##### Material shown #####
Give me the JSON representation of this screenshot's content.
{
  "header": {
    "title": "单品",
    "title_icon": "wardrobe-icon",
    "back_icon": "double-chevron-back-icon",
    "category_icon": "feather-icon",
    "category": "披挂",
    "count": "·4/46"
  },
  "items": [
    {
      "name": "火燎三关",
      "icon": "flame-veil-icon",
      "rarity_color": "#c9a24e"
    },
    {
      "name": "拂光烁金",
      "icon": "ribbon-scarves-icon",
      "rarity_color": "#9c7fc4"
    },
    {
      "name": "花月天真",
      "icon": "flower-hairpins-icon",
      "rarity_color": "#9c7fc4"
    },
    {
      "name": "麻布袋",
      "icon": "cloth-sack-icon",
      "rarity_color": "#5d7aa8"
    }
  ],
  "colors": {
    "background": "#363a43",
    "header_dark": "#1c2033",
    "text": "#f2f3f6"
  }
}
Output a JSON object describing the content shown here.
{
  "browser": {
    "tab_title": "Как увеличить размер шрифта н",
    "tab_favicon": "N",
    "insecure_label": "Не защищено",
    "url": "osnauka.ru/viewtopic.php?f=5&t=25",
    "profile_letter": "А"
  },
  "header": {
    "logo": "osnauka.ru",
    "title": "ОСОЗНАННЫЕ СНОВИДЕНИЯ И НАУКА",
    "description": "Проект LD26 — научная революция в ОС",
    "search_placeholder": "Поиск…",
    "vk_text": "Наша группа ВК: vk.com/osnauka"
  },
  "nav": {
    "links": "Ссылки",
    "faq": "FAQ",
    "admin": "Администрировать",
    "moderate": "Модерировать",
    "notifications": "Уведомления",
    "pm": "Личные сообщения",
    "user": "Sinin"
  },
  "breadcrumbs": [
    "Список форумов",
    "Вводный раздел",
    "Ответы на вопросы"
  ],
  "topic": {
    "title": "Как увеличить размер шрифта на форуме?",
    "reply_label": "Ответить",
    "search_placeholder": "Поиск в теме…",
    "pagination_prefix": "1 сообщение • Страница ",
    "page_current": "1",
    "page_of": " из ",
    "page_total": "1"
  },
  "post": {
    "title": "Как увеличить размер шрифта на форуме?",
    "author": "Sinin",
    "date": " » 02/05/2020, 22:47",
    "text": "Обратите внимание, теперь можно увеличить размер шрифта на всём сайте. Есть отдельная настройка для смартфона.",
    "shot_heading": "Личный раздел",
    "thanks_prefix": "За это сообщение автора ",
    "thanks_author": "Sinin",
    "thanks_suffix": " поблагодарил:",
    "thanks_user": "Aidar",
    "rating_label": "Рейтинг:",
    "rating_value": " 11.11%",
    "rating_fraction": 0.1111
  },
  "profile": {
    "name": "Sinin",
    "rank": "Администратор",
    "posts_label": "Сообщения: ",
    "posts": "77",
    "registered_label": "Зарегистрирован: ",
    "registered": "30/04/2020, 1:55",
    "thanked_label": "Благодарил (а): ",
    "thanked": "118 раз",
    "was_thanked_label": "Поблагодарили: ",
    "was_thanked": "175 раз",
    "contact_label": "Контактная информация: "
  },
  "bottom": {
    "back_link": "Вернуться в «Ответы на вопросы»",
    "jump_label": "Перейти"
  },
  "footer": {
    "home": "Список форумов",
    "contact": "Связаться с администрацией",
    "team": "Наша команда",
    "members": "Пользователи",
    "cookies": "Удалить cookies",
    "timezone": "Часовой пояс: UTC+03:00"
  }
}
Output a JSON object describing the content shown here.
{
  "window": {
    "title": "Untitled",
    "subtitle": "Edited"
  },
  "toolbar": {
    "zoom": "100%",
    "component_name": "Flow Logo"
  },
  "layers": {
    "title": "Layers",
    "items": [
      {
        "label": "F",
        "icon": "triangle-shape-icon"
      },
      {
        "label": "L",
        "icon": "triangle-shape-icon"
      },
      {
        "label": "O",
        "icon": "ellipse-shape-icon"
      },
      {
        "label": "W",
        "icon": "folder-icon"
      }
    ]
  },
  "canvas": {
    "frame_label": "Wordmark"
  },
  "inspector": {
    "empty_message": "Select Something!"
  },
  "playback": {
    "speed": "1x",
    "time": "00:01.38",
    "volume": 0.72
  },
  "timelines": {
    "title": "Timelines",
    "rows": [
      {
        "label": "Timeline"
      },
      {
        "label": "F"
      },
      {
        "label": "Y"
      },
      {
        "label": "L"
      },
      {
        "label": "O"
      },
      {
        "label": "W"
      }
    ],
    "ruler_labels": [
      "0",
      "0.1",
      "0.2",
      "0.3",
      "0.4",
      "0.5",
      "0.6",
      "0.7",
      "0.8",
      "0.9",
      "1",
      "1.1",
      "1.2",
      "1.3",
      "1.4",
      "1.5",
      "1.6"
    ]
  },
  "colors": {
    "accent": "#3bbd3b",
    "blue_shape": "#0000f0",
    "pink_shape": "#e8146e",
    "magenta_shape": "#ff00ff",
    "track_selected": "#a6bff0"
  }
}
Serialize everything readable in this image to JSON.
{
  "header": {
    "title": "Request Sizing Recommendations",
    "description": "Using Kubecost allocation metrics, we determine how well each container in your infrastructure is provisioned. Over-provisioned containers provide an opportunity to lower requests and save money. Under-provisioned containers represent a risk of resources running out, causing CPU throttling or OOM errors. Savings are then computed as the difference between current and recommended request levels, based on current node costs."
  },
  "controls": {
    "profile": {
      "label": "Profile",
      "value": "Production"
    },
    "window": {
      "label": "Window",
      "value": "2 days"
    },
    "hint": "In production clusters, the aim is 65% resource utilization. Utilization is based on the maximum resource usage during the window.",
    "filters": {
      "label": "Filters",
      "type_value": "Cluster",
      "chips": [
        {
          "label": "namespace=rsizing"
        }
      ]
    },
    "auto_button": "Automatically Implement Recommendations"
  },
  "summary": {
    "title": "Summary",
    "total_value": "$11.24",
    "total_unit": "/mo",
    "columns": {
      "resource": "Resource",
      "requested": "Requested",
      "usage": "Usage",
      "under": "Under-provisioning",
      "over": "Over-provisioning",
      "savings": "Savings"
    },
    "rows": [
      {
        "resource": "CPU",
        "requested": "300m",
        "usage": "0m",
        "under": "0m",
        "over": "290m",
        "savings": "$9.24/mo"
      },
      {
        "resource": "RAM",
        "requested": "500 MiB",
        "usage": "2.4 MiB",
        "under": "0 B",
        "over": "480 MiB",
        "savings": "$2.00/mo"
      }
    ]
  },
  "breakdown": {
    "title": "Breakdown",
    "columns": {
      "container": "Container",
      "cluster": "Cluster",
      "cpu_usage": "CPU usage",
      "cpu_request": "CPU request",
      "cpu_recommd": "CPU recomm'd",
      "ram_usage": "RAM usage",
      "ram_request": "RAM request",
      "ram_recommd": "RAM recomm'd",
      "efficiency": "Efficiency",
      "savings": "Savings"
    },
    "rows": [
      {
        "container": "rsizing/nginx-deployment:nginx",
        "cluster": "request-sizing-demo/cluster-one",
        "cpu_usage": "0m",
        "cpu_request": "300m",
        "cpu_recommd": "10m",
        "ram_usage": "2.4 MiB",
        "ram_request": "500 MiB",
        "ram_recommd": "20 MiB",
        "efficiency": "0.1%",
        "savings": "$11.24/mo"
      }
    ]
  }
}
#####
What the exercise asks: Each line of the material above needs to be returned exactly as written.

Task answer:
Give me the JSON representation of this screenshot's content.
{
  "header": {
    "title": "单品",
    "title_icon": "wardrobe-icon",
    "back_icon": "double-chevron-back-icon",
    "category_icon": "feather-icon",
    "category": "披挂",
    "count": "·4/46"
  },
  "items": [
    {
      "name": "火燎三关",
      "icon": "flame-veil-icon",
      "rarity_color": "#c9a24e"
    },
    {
      "name": "拂光烁金",
      "icon": "ribbon-scarves-icon",
      "rarity_color": "#9c7fc4"
    },
    {
      "name": "花月天真",
      "icon": "flower-hairpins-icon",
      "rarity_color": "#9c7fc4"
    },
    {
      "name": "麻布袋",
      "icon": "cloth-sack-icon",
      "rarity_color": "#5d7aa8"
    }
  ],
  "colors": {
    "background": "#363a43",
    "header_dark": "#1c2033",
    "text": "#f2f3f6"
  }
}
Output a JSON object describing the content shown here.
{
  "browser": {
    "tab_title": "Как увеличить размер шрифта н",
    "tab_favicon": "N",
    "insecure_label": "Не защищено",
    "url": "osnauka.ru/viewtopic.php?f=5&t=25",
    "profile_letter": "А"
  },
  "header": {
    "logo": "osnauka.ru",
    "title": "ОСОЗНАННЫЕ СНОВИДЕНИЯ И НАУКА",
    "description": "Проект LD26 — научная революция в ОС",
    "search_placeholder": "Поиск…",
    "vk_text": "Наша группа ВК: vk.com/osnauka"
  },
  "nav": {
    "links": "Ссылки",
    "faq": "FAQ",
    "admin": "Администрировать",
    "moderate": "Модерировать",
    "notifications": "Уведомления",
    "pm": "Личные сообщения",
    "user": "Sinin"
  },
  "breadcrumbs": [
    "Список форумов",
    "Вводный раздел",
    "Ответы на вопросы"
  ],
  "topic": {
    "title": "Как увеличить размер шрифта на форуме?",
    "reply_label": "Ответить",
    "search_placeholder": "Поиск в теме…",
    "pagination_prefix": "1 сообщение • Страница ",
    "page_current": "1",
    "page_of": " из ",
    "page_total": "1"
  },
  "post": {
    "title": "Как увеличить размер шрифта на форуме?",
    "author": "Sinin",
    "date": " » 02/05/2020, 22:47",
    "text": "Обратите внимание, теперь можно увеличить размер шрифта на всём сайте. Есть отдельная настройка для смартфона.",
    "shot_heading": "Личный раздел",
    "thanks_prefix": "За это сообщение автора ",
    "thanks_author": "Sinin",
    "thanks_suffix": " поблагодарил:",
    "thanks_user": "Aidar",
    "rating_label": "Рейтинг:",
    "rating_value": " 11.11%",
    "rating_fraction": 0.1111
  },
  "profile": {
    "name": "Sinin",
    "rank": "Администратор",
    "posts_label": "Сообщения: ",
    "posts": "77",
    "registered_label": "Зарегистрирован: ",
    "registered": "30/04/2020, 1:55",
    "thanked_label": "Благодарил (а): ",
    "thanked": "118 раз",
    "was_thanked_label": "Поблагодарили: ",
    "was_thanked": "175 раз",
    "contact_label": "Контактная информация: "
  },
  "bottom": {
    "back_link": "Вернуться в «Ответы на вопросы»",
    "jump_label": "Перейти"
  },
  "footer": {
    "home": "Список форумов",
    "contact": "Связаться с администрацией",
    "team": "Наша команда",
    "members": "Пользователи",
    "cookies": "Удалить cookies",
    "timezone": "Часовой пояс: UTC+03:00"
  }
}
Output a JSON object describing the content shown here.
{
  "window": {
    "title": "Untitled",
    "subtitle": "Edited"
  },
  "toolbar": {
    "zoom": "100%",
    "component_name": "Flow Logo"
  },
  "layers": {
    "title": "Layers",
    "items": [
      {
        "label": "F",
        "icon": "triangle-shape-icon"
      },
      {
        "label": "L",
        "icon": "triangle-shape-icon"
      },
      {
        "label": "O",
        "icon": "ellipse-shape-icon"
      },
      {
        "label": "W",
        "icon": "folder-icon"
      }
    ]
  },
  "canvas": {
    "frame_label": "Wordmark"
  },
  "inspector": {
    "empty_message": "Select Something!"
  },
  "playback": {
    "speed": "1x",
    "time": "00:01.38",
    "volume": 0.72
  },
  "timelines": {
    "title": "Timelines",
    "rows": [
      {
        "label": "Timeline"
      },
      {
        "label": "F"
      },
      {
        "label": "Y"
      },
      {
        "label": "L"
      },
      {
        "label": "O"
      },
      {
        "label": "W"
      }
    ],
    "ruler_labels": [
      "0",
      "0.1",
      "0.2",
      "0.3",
      "0.4",
      "0.5",
      "0.6",
      "0.7",
      "0.8",
      "0.9",
      "1",
      "1.1",
      "1.2",
      "1.3",
      "1.4",
      "1.5",
      "1.6"
    ]
  },
  "colors": {
    "accent": "#3bbd3b",
    "blue_shape": "#0000f0",
    "pink_shape": "#e8146e",
    "magenta_shape": "#ff00ff",
    "track_selected": "#a6bff0"
  }
}
Serialize everything readable in this image to JSON.
{
  "header": {
    "title": "Request Sizing Recommendations",
    "description": "Using Kubecost allocation metrics, we determine how well each container in your infrastructure is provisioned. Over-provisioned containers provide an opportunity to lower requests and save money. Under-provisioned containers represent a risk of resources running out, causing CPU throttling or OOM errors. Savings are then computed as the difference between current and recommended request levels, based on current node costs."
  },
  "controls": {
    "profile": {
      "label": "Profile",
      "value": "Production"
    },
    "window": {
      "label": "Window",
      "value": "2 days"
    },
    "hint": "In production clusters, the aim is 65% resource utilization. Utilization is based on the maximum resource usage during the window.",
    "filters": {
      "label": "Filters",
      "type_value": "Cluster",
      "chips": [
        {
          "label": "namespace=rsizing"
        }
      ]
    },
    "auto_button": "Automatically Implement Recommendations"
  },
  "summary": {
    "title": "Summary",
    "total_value": "$11.24",
    "total_unit": "/mo",
    "columns": {
      "resource": "Resource",
      "requested": "Requested",
      "usage": "Usage",
      "under": "Under-provisioning",
      "over": "Over-provisioning",
      "savings": "Savings"
    },
    "rows": [
      {
        "resource": "CPU",
        "requested": "300m",
        "usage": "0m",
        "under": "0m",
        "over": "290m",
        "savings": "$9.24/mo"
      },
      {
        "resource": "RAM",
        "requested": "500 MiB",
        "usage": "2.4 MiB",
        "under": "0 B",
        "over": "480 MiB",
        "savings": "$2.00/mo"
      }
    ]
  },
  "breakdown": {
    "title": "Breakdown",
    "columns": {
      "container": "Container",
      "cluster": "Cluster",
      "cpu_usage": "CPU usage",
      "cpu_request": "CPU request",
      "cpu_recommd": "CPU recomm'd",
      "ram_usage": "RAM usage",
      "ram_request": "RAM request",
      "ram_recommd": "RAM recomm'd",
      "efficiency": "Efficiency",
      "savings": "Savings"
    },
    "rows": [
      {
        "container": "rsizing/nginx-deployment:nginx",
        "cluster": "request-sizing-demo/cluster-one",
        "cpu_usage": "0m",
        "cpu_request": "300m",
        "cpu_recommd": "10m",
        "ram_usage": "2.4 MiB",
        "ram_request": "500 MiB",
        "ram_recommd": "20 MiB",
        "efficiency": "0.1%",
        "savings": "$11.24/mo"
      }
    ]
  }
}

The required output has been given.